» **TASK DIRECTIONS**
For every line in the records that has the word "black", make a copy.

» **AVAILABLE DATA**
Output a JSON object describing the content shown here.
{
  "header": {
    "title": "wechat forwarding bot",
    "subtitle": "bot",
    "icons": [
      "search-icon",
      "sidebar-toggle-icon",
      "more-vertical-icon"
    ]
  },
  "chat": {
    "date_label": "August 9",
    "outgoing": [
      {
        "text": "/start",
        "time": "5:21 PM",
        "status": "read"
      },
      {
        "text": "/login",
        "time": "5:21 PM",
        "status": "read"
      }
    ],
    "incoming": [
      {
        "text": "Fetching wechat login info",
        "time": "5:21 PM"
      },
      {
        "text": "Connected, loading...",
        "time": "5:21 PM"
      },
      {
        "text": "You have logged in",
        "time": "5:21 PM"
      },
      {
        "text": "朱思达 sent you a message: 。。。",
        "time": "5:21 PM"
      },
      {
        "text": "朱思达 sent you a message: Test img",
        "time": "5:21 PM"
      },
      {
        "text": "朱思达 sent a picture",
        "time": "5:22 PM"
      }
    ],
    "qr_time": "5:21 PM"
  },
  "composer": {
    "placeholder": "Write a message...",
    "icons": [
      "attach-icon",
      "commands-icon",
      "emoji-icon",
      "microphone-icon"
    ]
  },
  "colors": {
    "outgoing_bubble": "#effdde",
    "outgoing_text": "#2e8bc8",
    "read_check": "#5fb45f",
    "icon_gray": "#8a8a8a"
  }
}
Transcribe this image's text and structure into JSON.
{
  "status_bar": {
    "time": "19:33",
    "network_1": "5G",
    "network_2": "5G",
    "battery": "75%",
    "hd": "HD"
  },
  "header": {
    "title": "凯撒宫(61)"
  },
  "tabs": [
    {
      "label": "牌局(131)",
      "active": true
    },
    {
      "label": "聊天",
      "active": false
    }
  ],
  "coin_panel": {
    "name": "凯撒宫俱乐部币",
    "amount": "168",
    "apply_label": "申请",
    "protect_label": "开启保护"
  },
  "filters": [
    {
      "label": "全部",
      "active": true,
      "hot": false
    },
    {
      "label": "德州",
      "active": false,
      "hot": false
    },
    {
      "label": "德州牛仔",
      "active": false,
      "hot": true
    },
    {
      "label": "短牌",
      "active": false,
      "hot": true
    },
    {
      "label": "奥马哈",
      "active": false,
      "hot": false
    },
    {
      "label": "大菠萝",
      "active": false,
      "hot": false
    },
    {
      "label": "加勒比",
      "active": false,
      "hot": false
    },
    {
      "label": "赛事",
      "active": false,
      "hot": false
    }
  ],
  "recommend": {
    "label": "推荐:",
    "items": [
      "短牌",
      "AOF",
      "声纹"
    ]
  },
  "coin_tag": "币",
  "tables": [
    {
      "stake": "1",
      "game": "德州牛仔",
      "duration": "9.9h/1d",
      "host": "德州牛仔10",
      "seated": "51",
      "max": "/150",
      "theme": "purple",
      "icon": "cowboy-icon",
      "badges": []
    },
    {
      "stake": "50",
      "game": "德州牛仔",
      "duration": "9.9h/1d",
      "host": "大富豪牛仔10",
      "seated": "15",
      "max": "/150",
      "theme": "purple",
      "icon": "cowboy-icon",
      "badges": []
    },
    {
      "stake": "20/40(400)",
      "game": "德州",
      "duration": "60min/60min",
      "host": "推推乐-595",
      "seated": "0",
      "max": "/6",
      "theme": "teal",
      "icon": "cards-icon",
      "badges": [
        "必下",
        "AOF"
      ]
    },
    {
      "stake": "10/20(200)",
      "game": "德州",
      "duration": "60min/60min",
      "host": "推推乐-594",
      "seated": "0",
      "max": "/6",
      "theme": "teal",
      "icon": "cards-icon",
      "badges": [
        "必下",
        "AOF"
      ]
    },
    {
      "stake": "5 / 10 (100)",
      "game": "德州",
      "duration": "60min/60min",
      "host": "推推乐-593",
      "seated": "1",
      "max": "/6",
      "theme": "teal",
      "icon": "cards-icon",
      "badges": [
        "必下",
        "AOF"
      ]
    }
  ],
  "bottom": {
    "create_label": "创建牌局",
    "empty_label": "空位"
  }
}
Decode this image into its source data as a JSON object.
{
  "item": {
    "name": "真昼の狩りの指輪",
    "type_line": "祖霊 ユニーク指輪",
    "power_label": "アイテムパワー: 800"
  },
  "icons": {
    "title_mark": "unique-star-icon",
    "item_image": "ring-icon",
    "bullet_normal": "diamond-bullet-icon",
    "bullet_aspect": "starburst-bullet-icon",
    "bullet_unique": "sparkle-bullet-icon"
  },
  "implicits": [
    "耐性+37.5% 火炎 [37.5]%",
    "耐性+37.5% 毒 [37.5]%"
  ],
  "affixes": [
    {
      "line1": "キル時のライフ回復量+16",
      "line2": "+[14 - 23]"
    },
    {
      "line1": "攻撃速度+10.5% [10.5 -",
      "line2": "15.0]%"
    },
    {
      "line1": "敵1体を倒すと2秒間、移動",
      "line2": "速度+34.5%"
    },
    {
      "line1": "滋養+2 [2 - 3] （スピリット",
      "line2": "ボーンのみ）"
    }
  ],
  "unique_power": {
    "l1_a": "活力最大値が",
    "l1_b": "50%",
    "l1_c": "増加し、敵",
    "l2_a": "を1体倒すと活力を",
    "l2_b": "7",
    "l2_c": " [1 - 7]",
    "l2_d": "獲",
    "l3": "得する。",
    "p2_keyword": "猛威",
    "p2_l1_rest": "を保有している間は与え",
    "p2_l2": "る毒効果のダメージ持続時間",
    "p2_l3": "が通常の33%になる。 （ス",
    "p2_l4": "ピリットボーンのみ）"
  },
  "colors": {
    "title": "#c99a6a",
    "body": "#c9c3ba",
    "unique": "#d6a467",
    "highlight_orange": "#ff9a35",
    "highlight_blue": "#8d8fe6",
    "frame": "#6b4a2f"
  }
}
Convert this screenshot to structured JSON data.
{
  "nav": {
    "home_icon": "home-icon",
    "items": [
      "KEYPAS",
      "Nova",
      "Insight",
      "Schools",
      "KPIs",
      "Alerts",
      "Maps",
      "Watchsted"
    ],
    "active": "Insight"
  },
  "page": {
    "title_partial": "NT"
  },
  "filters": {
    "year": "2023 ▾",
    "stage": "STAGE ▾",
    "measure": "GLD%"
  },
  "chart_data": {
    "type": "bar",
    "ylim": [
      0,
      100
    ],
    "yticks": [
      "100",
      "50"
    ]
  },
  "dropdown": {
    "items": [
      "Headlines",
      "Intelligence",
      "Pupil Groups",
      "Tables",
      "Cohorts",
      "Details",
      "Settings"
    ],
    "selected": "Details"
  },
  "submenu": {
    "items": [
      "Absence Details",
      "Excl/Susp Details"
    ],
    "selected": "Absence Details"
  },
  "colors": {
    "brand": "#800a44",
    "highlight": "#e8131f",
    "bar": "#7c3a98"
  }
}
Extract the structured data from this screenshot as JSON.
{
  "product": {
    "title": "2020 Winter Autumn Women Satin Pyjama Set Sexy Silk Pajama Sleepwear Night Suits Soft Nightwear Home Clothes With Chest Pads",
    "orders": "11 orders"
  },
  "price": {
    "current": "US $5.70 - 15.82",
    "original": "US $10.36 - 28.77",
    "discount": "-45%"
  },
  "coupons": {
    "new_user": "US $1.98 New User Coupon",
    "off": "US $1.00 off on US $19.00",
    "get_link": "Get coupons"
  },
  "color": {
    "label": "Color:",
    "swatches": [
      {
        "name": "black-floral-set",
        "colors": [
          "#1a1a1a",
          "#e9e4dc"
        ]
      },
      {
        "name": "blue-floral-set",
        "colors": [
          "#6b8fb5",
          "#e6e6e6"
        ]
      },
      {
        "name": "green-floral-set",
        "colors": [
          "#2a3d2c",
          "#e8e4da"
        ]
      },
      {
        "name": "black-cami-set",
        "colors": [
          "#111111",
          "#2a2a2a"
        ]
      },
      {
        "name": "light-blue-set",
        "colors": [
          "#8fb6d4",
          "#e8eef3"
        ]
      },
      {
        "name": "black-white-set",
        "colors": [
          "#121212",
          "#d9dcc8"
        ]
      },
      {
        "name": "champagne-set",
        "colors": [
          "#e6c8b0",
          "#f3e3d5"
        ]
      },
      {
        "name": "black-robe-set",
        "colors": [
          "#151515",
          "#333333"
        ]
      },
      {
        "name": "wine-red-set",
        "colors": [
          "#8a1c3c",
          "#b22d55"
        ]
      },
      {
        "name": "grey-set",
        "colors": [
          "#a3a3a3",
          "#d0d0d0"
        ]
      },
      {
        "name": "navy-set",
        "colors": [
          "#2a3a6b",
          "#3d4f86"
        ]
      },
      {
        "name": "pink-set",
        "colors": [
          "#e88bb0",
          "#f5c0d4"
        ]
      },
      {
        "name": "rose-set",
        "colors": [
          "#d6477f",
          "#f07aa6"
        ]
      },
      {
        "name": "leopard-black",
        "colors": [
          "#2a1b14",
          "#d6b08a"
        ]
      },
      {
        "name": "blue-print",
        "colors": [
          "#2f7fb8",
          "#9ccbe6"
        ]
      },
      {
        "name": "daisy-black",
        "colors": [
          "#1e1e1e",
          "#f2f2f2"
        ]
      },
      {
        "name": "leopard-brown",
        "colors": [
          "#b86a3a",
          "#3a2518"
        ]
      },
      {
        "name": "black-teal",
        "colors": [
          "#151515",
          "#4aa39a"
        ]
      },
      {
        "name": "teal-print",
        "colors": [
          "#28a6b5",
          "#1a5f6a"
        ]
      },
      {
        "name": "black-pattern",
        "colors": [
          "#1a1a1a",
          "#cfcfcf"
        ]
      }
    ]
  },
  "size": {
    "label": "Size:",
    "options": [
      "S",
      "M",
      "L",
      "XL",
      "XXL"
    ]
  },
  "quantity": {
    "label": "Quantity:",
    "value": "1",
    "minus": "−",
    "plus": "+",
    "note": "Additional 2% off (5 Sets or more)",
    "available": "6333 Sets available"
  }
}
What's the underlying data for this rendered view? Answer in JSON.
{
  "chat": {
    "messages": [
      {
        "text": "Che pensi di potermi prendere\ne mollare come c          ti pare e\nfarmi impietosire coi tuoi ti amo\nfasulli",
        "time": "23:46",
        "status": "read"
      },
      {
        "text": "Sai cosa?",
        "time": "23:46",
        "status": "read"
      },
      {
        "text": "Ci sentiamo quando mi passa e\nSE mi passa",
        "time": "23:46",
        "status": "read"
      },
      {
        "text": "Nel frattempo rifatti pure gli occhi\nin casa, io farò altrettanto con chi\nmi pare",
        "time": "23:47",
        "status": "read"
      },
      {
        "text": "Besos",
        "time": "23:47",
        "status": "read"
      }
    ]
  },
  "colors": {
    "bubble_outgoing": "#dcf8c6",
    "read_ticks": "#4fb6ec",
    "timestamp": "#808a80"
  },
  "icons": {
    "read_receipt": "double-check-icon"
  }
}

» **YOUR RESPONSE**
        "name": "black-floral-set",
        "name": "black-cami-set",
        "name": "black-white-set",
        "name": "black-robe-set",
        "name": "leopard-black",
        "name": "daisy-black",
        "name": "black-teal",
        "name": "black-pattern",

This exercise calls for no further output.